Ramshorn snails are part of the genus Planorbarius which are found mainly in aquariums. The living parts of the plant are rejected as long as other food is available. Although they make a useful contribution in fighting algae and in the utilization of leftover food in the aquarium, their willingness to reproduce can also be a nuisance if enough food is available. therefore it is important to find a healthy average.
There are now many different color variants bred by a large community of snail lovers. On the relevant forums, you can often find different colored forms for reimbursement of shipping costs.
Algae Eating Fish
Siamese Algae (Crossocheilus Siamensis)
The Siamese barb is a popular fish in aquariums as an algae eater. However, some hobbyists have had a bad experience. Some owners also report that hungry Siamese algae, apart from eating algae, can also eat aquarium plants. So, make sure the Siamese barb is eating a balanced diet. Siamese algae are not picky: they can eat both frozen and dried food, as well as plant-based complementary foods.
Since algae fish are such a popular fish, they are often called as “algae eaters” – but unfortunately placed by their owners in too small a tank. Note that these fish grow up to six inches in size. In an aquarium, it is best to keep them in groups. These fish often form territories, therefore they must be kept in a spacious tank.
Ear Lattice Catfish (Otocinclus Affinis)
Ear lattice catfish are good helpers against algae. This fish is very sensitive to changes in water chemistry. Sensitive fish should only be kept with quiet aquarium inhabitants. This fish consumes algae with its mouth sucking, either green algae or diatoms. He is a popular resident of the aquarium because he does not breed easily. Feed Otocinclus adequate supplementary foods such as catfish tablets, zucchini slices and other vegetables if there is not enough algae left in the aquarium.

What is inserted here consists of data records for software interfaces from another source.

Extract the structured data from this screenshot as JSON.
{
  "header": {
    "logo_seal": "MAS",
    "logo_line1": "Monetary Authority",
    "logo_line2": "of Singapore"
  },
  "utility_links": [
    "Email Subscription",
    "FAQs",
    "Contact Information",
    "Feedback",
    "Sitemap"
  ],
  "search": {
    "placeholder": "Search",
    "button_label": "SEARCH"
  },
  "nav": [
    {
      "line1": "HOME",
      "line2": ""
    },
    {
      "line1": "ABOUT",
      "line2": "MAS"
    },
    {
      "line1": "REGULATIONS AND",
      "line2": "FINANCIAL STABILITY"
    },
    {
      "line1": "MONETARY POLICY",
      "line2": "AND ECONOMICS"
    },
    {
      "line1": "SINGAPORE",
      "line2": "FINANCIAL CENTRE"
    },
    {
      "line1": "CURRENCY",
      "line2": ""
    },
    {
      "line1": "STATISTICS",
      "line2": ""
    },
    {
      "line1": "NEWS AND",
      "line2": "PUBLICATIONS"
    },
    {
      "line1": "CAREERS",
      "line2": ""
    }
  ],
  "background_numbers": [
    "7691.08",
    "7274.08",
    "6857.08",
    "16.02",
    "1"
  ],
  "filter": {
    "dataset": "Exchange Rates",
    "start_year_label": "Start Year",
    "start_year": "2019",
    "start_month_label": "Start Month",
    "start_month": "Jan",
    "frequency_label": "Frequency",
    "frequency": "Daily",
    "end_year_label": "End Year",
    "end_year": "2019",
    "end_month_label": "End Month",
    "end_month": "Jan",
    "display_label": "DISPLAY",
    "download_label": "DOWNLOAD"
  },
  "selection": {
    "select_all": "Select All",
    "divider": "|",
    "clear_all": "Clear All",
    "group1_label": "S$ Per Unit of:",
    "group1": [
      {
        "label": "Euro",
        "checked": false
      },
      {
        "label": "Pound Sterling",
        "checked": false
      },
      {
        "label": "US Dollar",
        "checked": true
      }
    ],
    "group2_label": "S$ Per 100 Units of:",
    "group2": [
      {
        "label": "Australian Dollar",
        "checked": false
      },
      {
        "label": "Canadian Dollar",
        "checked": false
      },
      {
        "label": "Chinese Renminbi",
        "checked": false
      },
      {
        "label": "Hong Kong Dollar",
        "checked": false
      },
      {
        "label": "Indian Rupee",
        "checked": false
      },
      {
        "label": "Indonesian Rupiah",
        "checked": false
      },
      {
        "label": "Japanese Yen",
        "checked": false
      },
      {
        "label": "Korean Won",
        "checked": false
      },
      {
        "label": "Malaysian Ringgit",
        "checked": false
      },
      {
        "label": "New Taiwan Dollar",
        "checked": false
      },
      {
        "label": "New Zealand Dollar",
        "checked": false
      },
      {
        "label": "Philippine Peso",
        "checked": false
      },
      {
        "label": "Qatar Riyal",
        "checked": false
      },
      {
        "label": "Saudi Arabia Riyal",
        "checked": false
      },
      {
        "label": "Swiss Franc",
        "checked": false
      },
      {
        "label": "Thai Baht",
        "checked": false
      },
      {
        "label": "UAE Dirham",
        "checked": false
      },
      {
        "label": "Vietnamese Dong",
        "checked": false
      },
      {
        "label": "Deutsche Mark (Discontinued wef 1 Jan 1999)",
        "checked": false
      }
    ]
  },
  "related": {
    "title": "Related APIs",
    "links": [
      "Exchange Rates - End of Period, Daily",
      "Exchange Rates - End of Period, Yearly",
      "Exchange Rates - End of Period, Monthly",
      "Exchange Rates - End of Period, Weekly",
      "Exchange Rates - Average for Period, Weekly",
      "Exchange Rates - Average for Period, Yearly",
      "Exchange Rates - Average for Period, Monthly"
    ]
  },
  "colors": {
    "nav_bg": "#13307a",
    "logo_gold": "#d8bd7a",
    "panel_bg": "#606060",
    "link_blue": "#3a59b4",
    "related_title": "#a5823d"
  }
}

He should always have a rounded tummy, then the algae-eating fish is well nourished.
Garra rufa is an extraordinary algae eater. Aquascapers like to use them after a new setting to keep algae growth under control from the start. With max. 14 cm (in aquariums it is often only about 10 cm) garra rufa requires an aquarium that is at least 100 cm long at the adult stage. In addition, it must be kept in small groups of 4-6 fish. Those who can offer this condition will enjoy frugal and agile fish.
Smaller aquarium owners should think about what to do with these fish as they get older and fulfill their duties as algae eaters. Talk to your pet salesman. Many also take back the healthy and well-nourished Garra rufa because they like to use them as a cleaner in their own aquarium or in factory complexes. But you shouldn’t expect equal value. But you can do without it for the benefit of the fish.
Algae Eating Shrimp
The Amano Shrimp is one of the most tireless algae-eating dwarf shrimp. It is able to eat several types of algae in large quantities in a short time, such as hair algae, brush algae, most types of rope algae. These shrimp feel very comfortable in larger groups. Raising a few Amano shrimp can clean algae in a tank in no time. However, the Amano shrimp activity can cause even substrate slope, so use a Sand Flattener to keep the sandy zone in shape.
In ideal water values, Amano Shrimp are excellent aquarium inhabitants against algae. Easy to care for, keeps the tank clean by consuming leftovers and has no special feeding requirements. Smaller shrimp species also help to continually eradicate algal populations, but are far less effective. However, with its bright colors, the scenery is simply gorgeous. These includes mainly Caridina and Neocaridina species such as:
- Red Fire Shrimp
- Crystal Red / Bee Shrimp
- Bumblebee Shrimp
- Sakura Shrimp
- and much more
Which algae eaters in the Aquarium do you decide: Pick one type that you are really interested in. After all, these animals live in your tank, even if the algae have been eliminated. We hope you enjoy it and we keep looking forward to an algae-free aquarium.
Read Also: How To Set Up An Aquarium
What are the absolute TOP favorites among algae eaters for you? What is your experience? We look forward to suggestions and comments!